Which lines of the data include the string "emotional"? List them all.

(Web page and app entries)
————

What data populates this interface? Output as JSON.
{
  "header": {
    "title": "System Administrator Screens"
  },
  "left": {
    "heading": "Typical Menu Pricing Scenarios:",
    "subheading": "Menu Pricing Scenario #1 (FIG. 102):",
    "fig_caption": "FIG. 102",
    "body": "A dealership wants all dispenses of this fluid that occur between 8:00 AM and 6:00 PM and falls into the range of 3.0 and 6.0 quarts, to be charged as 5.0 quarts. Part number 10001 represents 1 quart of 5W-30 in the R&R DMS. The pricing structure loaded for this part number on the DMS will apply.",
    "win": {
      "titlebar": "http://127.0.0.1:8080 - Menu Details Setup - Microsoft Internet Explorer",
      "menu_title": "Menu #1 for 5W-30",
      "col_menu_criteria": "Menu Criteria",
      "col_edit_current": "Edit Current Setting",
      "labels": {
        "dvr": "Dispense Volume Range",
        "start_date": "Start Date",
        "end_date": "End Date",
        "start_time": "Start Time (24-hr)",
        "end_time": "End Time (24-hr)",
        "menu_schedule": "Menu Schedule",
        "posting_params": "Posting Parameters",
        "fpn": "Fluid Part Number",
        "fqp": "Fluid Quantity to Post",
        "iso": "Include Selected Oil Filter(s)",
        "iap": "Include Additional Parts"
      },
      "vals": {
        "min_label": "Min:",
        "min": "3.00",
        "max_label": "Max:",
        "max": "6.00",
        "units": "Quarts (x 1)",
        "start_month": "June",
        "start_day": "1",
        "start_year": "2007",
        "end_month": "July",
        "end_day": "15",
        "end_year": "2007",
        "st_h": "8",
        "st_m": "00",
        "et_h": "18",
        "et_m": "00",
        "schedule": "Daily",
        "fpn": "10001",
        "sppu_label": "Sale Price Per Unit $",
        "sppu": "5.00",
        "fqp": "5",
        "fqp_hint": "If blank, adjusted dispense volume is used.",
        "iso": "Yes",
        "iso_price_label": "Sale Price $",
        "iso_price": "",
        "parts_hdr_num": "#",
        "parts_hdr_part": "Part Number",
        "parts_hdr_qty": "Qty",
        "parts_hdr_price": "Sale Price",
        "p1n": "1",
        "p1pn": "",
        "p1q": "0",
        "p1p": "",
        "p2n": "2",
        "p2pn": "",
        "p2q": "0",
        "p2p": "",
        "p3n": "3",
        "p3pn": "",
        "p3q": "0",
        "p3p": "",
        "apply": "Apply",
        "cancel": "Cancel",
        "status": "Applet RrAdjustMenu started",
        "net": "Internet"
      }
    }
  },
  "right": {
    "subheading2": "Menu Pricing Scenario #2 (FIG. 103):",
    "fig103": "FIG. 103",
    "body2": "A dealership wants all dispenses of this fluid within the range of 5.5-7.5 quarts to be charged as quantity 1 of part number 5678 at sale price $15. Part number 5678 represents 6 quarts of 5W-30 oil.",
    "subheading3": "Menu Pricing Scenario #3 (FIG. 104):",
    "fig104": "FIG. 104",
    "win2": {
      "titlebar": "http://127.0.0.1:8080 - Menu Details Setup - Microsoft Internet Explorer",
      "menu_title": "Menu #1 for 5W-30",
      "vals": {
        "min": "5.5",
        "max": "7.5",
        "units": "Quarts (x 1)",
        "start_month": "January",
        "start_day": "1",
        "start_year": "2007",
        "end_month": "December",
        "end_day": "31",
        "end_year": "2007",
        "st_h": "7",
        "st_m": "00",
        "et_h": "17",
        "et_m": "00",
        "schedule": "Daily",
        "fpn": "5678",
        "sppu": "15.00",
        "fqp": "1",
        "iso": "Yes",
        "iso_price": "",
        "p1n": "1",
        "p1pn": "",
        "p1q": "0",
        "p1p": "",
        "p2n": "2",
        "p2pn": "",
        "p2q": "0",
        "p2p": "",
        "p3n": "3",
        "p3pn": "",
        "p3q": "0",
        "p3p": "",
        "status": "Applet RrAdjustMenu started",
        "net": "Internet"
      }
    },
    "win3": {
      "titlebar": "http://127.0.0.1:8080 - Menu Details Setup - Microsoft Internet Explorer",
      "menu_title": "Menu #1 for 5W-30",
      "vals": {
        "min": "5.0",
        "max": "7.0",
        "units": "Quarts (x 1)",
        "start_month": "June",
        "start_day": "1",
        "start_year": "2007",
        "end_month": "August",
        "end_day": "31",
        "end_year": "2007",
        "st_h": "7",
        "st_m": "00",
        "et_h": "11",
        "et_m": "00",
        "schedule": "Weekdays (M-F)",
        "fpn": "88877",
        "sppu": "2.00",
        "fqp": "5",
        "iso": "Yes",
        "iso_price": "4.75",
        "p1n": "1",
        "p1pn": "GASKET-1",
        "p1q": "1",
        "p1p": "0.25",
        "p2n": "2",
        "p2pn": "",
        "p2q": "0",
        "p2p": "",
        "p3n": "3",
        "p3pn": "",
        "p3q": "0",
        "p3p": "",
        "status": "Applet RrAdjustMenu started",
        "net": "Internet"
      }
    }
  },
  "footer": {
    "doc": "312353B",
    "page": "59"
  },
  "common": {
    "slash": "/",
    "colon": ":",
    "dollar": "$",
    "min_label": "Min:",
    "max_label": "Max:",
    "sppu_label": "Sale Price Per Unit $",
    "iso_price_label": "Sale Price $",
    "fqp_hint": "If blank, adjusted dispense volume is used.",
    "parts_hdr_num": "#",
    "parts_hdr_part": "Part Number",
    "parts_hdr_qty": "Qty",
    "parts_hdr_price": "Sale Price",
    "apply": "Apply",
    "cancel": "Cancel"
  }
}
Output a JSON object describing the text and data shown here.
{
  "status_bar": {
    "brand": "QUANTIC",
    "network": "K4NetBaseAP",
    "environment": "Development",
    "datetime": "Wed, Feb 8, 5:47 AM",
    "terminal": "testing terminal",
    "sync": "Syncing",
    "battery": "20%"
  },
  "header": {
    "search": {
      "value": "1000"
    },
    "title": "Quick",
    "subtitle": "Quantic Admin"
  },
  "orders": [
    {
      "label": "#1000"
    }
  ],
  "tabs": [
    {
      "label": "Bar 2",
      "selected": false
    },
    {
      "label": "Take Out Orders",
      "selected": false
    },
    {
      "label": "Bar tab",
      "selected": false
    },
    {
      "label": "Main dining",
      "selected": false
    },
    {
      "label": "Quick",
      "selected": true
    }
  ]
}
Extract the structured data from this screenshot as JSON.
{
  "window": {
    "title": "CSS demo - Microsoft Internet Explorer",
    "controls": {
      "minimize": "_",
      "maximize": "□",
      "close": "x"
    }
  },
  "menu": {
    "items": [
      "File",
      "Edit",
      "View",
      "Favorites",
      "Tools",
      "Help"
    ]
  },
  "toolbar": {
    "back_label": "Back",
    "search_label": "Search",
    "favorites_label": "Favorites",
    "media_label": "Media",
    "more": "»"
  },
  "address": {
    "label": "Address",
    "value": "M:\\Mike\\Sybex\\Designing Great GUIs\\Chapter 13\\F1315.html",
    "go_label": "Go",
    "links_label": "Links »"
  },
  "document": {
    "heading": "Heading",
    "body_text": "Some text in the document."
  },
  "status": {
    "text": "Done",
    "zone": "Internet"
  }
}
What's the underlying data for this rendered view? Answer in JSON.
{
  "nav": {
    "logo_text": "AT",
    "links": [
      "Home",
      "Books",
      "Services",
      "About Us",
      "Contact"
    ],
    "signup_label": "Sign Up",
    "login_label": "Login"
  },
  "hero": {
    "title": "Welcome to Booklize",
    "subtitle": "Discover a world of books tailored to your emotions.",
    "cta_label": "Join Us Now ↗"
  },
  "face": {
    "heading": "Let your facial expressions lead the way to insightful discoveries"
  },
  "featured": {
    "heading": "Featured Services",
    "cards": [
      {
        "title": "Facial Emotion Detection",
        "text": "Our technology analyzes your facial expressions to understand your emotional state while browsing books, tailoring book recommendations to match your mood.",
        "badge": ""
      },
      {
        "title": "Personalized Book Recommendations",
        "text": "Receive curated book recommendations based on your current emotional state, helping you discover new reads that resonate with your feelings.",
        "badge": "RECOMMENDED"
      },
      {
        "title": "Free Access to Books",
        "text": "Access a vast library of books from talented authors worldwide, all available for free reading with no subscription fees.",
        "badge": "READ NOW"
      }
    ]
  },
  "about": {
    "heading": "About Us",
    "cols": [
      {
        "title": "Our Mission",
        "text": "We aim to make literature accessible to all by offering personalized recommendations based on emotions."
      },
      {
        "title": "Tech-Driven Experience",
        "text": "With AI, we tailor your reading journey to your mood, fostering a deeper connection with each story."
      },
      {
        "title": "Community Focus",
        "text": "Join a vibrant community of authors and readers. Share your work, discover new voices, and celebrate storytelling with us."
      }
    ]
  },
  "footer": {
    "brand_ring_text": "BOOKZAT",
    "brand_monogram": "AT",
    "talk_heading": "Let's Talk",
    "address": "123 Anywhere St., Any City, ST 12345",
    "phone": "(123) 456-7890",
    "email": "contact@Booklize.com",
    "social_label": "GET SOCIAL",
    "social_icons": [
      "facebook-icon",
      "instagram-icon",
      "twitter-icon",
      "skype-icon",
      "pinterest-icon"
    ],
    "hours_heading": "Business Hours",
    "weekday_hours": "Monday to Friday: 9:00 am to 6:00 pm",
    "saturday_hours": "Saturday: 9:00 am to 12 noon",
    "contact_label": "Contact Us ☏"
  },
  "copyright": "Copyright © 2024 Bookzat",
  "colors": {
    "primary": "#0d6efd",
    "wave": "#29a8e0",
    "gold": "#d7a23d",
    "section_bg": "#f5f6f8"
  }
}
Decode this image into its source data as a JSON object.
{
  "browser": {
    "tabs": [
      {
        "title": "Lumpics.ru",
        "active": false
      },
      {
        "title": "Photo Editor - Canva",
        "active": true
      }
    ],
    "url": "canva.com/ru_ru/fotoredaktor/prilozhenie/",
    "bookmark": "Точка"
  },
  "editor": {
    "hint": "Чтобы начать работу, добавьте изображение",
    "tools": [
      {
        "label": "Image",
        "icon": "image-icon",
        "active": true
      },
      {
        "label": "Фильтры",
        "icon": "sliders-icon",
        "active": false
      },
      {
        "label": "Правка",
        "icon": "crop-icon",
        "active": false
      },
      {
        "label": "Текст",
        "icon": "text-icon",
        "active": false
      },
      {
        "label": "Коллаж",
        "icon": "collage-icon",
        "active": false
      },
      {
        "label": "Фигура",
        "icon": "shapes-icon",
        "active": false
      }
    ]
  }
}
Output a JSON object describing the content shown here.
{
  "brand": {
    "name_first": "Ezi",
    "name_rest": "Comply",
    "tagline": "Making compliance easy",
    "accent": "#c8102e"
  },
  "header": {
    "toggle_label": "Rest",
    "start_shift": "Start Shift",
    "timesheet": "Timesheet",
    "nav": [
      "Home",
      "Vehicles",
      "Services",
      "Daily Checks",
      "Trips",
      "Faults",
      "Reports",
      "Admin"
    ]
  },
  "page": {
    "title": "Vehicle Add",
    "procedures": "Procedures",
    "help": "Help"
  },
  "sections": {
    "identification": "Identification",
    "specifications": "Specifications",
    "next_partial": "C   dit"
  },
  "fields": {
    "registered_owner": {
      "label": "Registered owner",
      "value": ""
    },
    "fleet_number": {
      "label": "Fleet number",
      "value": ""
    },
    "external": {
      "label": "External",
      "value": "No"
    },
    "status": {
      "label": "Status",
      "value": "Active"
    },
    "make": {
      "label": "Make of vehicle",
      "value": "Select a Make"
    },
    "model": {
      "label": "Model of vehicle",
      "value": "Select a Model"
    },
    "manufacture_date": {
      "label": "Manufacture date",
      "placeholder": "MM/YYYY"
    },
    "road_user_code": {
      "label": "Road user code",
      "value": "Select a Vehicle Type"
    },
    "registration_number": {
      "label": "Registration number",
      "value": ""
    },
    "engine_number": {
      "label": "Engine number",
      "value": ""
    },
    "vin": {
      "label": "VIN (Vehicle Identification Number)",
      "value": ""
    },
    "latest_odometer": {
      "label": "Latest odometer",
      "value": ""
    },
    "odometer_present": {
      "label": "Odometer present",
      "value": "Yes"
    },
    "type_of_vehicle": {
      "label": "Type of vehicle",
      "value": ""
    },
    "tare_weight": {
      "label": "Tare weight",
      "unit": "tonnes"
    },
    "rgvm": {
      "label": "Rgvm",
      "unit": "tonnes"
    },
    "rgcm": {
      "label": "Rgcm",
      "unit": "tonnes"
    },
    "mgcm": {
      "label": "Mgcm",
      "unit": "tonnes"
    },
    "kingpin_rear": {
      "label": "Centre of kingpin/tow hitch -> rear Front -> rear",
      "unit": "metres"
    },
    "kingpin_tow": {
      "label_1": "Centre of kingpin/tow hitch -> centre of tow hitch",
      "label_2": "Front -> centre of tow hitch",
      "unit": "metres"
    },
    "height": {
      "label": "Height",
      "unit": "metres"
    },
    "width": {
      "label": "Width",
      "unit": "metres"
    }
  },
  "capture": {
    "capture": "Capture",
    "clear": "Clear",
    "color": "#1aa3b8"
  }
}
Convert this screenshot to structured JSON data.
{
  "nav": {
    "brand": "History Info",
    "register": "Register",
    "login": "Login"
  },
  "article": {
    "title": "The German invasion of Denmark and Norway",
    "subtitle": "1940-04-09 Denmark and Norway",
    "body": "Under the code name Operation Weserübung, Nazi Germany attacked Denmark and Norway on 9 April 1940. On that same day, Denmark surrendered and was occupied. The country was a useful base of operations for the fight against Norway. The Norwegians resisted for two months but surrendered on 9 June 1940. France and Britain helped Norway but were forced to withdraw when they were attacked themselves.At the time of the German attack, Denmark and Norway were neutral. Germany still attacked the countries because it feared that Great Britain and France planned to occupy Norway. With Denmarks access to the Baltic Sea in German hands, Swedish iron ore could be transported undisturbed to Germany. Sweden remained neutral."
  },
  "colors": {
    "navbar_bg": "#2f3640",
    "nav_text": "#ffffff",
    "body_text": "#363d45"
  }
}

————

SOLUTION FOR THIS EXERCISE.
        "text": "Our technology analyzes your facial expressions to understand your emotional state while browsing books, tailoring book recommendations to match your mood.",
        "text": "Receive curated book recommendations based on your current emotional state, helping you discover new reads that resonate with your feelings.",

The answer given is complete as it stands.